▸ **Assigned task**
Your response must be the entire set of entries, reproduced word for word.

▸ **Supplied information**

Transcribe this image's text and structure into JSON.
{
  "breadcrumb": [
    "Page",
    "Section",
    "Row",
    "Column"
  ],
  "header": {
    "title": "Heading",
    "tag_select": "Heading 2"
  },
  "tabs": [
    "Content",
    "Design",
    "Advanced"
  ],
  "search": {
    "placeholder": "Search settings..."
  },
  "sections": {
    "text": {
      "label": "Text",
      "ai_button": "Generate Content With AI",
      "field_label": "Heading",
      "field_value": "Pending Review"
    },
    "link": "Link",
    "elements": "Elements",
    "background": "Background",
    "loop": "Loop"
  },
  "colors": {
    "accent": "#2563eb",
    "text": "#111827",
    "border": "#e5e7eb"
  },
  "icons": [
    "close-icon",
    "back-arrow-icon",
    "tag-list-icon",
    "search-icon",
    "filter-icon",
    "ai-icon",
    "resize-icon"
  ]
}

▸ **Worked solution**
Transcribe this image's text and structure into JSON.
{
  "breadcrumb": [
    "Page",
    "Section",
    "Row",
    "Column"
  ],
  "header": {
    "title": "Heading",
    "tag_select": "Heading 2"
  },
  "tabs": [
    "Content",
    "Design",
    "Advanced"
  ],
  "search": {
    "placeholder": "Search settings..."
  },
  "sections": {
    "text": {
      "label": "Text",
      "ai_button": "Generate Content With AI",
      "field_label": "Heading",
      "field_value": "Pending Review"
    },
    "link": "Link",
    "elements": "Elements",
    "background": "Background",
    "loop": "Loop"
  },
  "colors": {
    "accent": "#2563eb",
    "text": "#111827",
    "border": "#e5e7eb"
  },
  "icons": [
    "close-icon",
    "back-arrow-icon",
    "tag-list-icon",
    "search-icon",
    "filter-icon",
    "ai-icon",
    "resize-icon"
  ]
}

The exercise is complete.